The biggest distortion in the executive skills market is on the supply side. It is common cause that BEE has failed. In addition, by putting a premium on available black executive skills it not only narrowed supply considerably, but generally inflated executive pay structures. Perversely, one of the main intentions of BEE of narrowing the income gap has had the opposite effect.
But the real problem in the supply of executive skills is the artificial walls against entry. This was brought home to me by the pod-cast Alec Hogg had with leadership recruitment expert, Johan Redelinghuys. The insistence on a “track record”, sometimes not even an impressive one, excludes not only the many senior and talented people from other ranks such as academia, but also the thousands of qualified and experienced younger talent from both within and outside the company. The best way of bringing down a price is to open the gates of supply. Head hunters and selection committees can play a significant role in honing their aptitude finding skills, casting their nets a lot wider and finding those less costly but equally talented gems beneath the surface.
It is clear that the rational response to pay disparity in South Africa has some severe flaws. Unfortunately it has gone far beyond an interesting topic for columnists, conferences and academic treatises. The emotive and behavioural dimensions have pushed the issue to crisis levels and the negative perceptions around the more transparent levels of executive pay have to inform remuneration policies.

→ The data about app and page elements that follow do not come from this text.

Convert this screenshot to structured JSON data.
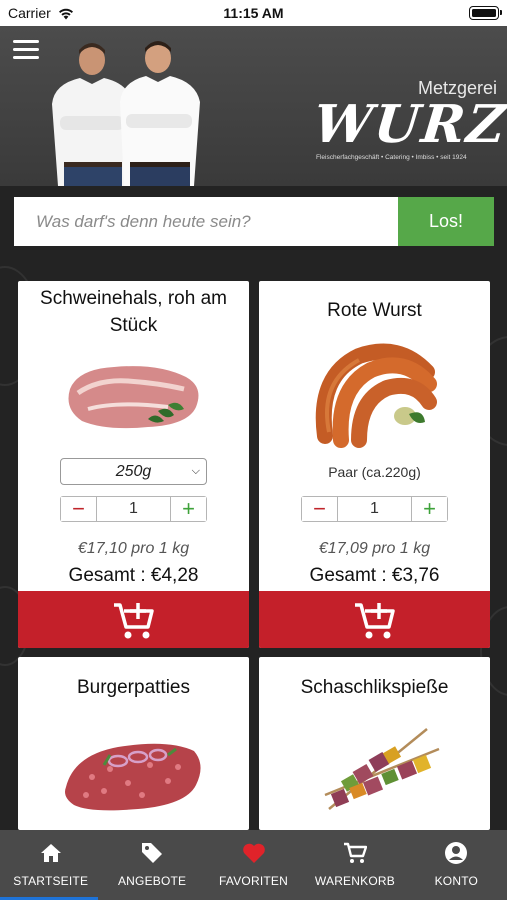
{
  "status_bar": {
    "carrier": "Carrier",
    "time": "11:15 AM"
  },
  "header": {
    "logo_sub": "Metzgerei",
    "logo_main": "WURZ",
    "logo_tagline": "Fleischerfachgeschäft • Catering • Imbiss • seit 1924"
  },
  "search": {
    "placeholder": "Was darf's denn heute sein?",
    "button_label": "Los!"
  },
  "products": [
    {
      "title": "Schweinehals, roh am Stück",
      "variant": "250g",
      "quantity": "1",
      "unit_price": "€17,10 pro 1 kg",
      "total": "Gesamt : €4,28"
    },
    {
      "title": "Rote Wurst",
      "variant": "Paar (ca.220g)",
      "quantity": "1",
      "unit_price": "€17,09 pro 1 kg",
      "total": "Gesamt : €3,76"
    },
    {
      "title": "Burgerpatties"
    },
    {
      "title": "Schaschlikspieße"
    }
  ],
  "tabs": [
    {
      "label": "STARTSEITE",
      "icon": "home-icon"
    },
    {
      "label": "ANGEBOTE",
      "icon": "tag-icon"
    },
    {
      "label": "FAVORITEN",
      "icon": "heart-icon"
    },
    {
      "label": "WARENKORB",
      "icon": "cart-icon"
    },
    {
      "label": "KONTO",
      "icon": "account-icon"
    }
  ],
  "colors": {
    "accent_red": "#c4202a",
    "button_green": "#56a849",
    "tabbar_bg": "#4a4a4a",
    "favorite_heart": "#e0232a"
  }
}
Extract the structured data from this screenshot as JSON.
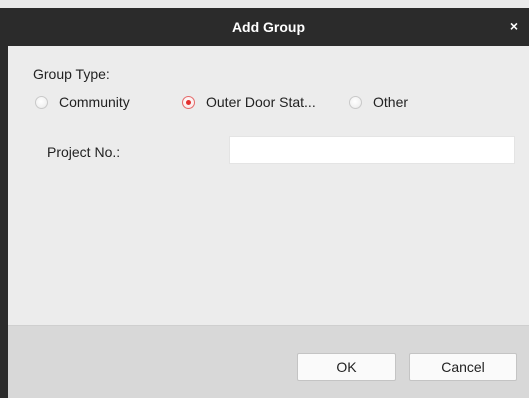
{
  "dialog": {
    "title": "Add Group",
    "close_glyph": "×"
  },
  "group_type": {
    "label": "Group Type:",
    "options": [
      {
        "label": "Community",
        "selected": false
      },
      {
        "label": "Outer Door Stat...",
        "selected": true
      },
      {
        "label": "Other",
        "selected": false
      }
    ]
  },
  "project_no": {
    "label": "Project No.:",
    "value": "",
    "placeholder": ""
  },
  "buttons": {
    "ok_label": "OK",
    "cancel_label": "Cancel"
  },
  "colors": {
    "titlebar": "#2b2b2b",
    "radio_selected": "#e3302f",
    "footer": "#d8d8d8"
  }
}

We simply don’t know what the cost of pay disparity and its often accompanying “bling” is in social unrest, crime and distrust. It must be significant.
History has shown that classism, whether by blood, status or economic circumstances, is a highly dangerous condition in any society. Add a perceived or real racial context and it becomes explosive.
Something clearly needs to be done if we wish to avoid enforced economic egalitarianism. It is far better to address imbalances by correcting supply or demand than it is by fixing a price.
*Jerry Schuitema is an award winning veteran journalist, author, retired management consultant and former economics broadcaster who focuses on behaviour in business and economics.